## EXERCISE INSTRUCTIONS:
Would you write out every record that follows exactly, with the pictures left out?

Data excerpts:
Content starts

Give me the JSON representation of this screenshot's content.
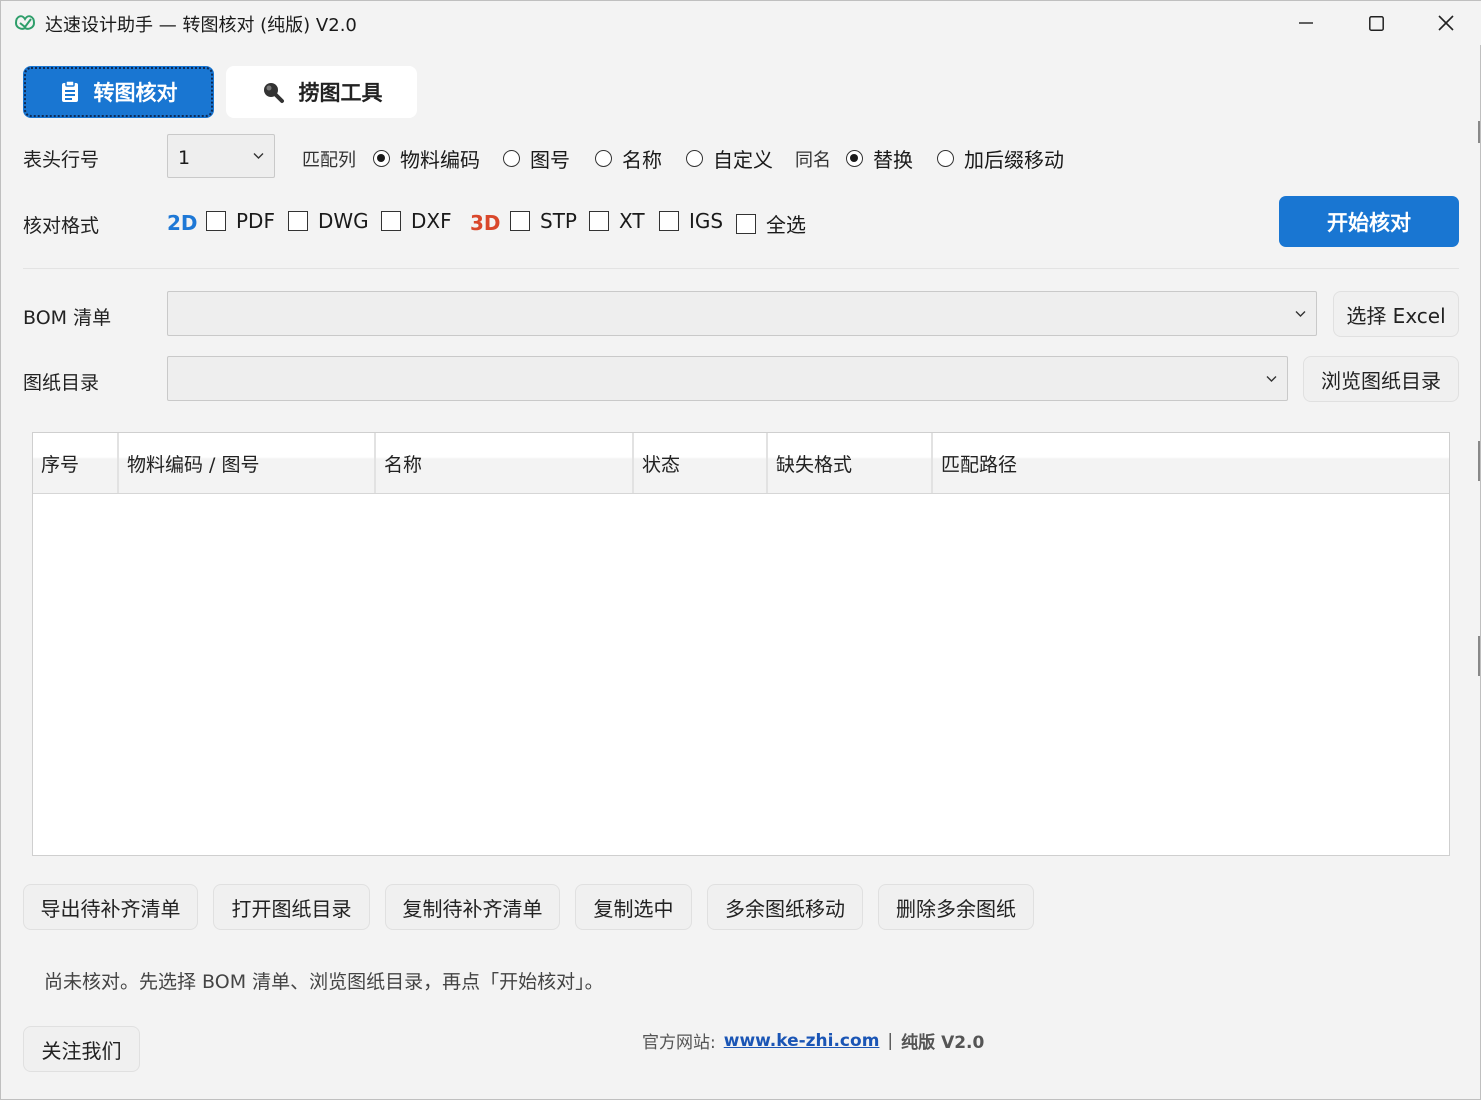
{
  "window": {
    "title": "达速设计助手 — 转图核对 (纯版) V2.0",
    "icon": "leaf-app-icon"
  },
  "tabs": [
    {
      "label": "转图核对",
      "icon": "clipboard-icon",
      "active": true
    },
    {
      "label": "捞图工具",
      "icon": "search-icon",
      "active": false
    }
  ],
  "header_row": {
    "label": "表头行号",
    "value": "1"
  },
  "match_col": {
    "label": "匹配列",
    "options": [
      "物料编码",
      "图号",
      "名称",
      "自定义"
    ],
    "selected": "物料编码"
  },
  "same_name": {
    "label": "同名",
    "options": [
      "替换",
      "加后缀移动"
    ],
    "selected": "替换"
  },
  "check_format": {
    "label": "核对格式",
    "tag_2d": "2D",
    "formats_2d": [
      "PDF",
      "DWG",
      "DXF"
    ],
    "tag_3d": "3D",
    "formats_3d": [
      "STP",
      "XT",
      "IGS"
    ],
    "select_all": "全选",
    "colors": {
      "2d": "#1e78d6",
      "3d": "#d9472b"
    }
  },
  "start_button": "开始核对",
  "bom": {
    "label": "BOM 清单",
    "value": "",
    "button": "选择 Excel"
  },
  "drawing_dir": {
    "label": "图纸目录",
    "value": "",
    "button": "浏览图纸目录"
  },
  "table": {
    "columns": [
      "序号",
      "物料编码 / 图号",
      "名称",
      "状态",
      "缺失格式",
      "匹配路径"
    ],
    "rows": []
  },
  "actions": [
    "导出待补齐清单",
    "打开图纸目录",
    "复制待补齐清单",
    "复制选中",
    "多余图纸移动",
    "删除多余图纸"
  ],
  "status_text": "尚未核对。先选择 BOM 清单、浏览图纸目录，再点「开始核对」。",
  "follow_button": "关注我们",
  "footer": {
    "site_label": "官方网站:",
    "site_link": "www.ke-zhi.com",
    "separator": "|",
    "edition": "纯版 V2.0"
  },
  "accent_color": "#1976d2"
}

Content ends

## RESULT OF THIS TASK:
Give me the JSON representation of this screenshot's content.
{
  "window": {
    "title": "达速设计助手 — 转图核对 (纯版) V2.0",
    "icon": "leaf-app-icon"
  },
  "tabs": [
    {
      "label": "转图核对",
      "icon": "clipboard-icon",
      "active": true
    },
    {
      "label": "捞图工具",
      "icon": "search-icon",
      "active": false
    }
  ],
  "header_row": {
    "label": "表头行号",
    "value": "1"
  },
  "match_col": {
    "label": "匹配列",
    "options": [
      "物料编码",
      "图号",
      "名称",
      "自定义"
    ],
    "selected": "物料编码"
  },
  "same_name": {
    "label": "同名",
    "options": [
      "替换",
      "加后缀移动"
    ],
    "selected": "替换"
  },
  "check_format": {
    "label": "核对格式",
    "tag_2d": "2D",
    "formats_2d": [
      "PDF",
      "DWG",
      "DXF"
    ],
    "tag_3d": "3D",
    "formats_3d": [
      "STP",
      "XT",
      "IGS"
    ],
    "select_all": "全选",
    "colors": {
      "2d": "#1e78d6",
      "3d": "#d9472b"
    }
  },
  "start_button": "开始核对",
  "bom": {
    "label": "BOM 清单",
    "value": "",
    "button": "选择 Excel"
  },
  "drawing_dir": {
    "label": "图纸目录",
    "value": "",
    "button": "浏览图纸目录"
  },
  "table": {
    "columns": [
      "序号",
      "物料编码 / 图号",
      "名称",
      "状态",
      "缺失格式",
      "匹配路径"
    ],
    "rows": []
  },
  "actions": [
    "导出待补齐清单",
    "打开图纸目录",
    "复制待补齐清单",
    "复制选中",
    "多余图纸移动",
    "删除多余图纸"
  ],
  "status_text": "尚未核对。先选择 BOM 清单、浏览图纸目录，再点「开始核对」。",
  "follow_button": "关注我们",
  "footer": {
    "site_label": "官方网站:",
    "site_link": "www.ke-zhi.com",
    "separator": "|",
    "edition": "纯版 V2.0"
  },
  "accent_color": "#1976d2"
}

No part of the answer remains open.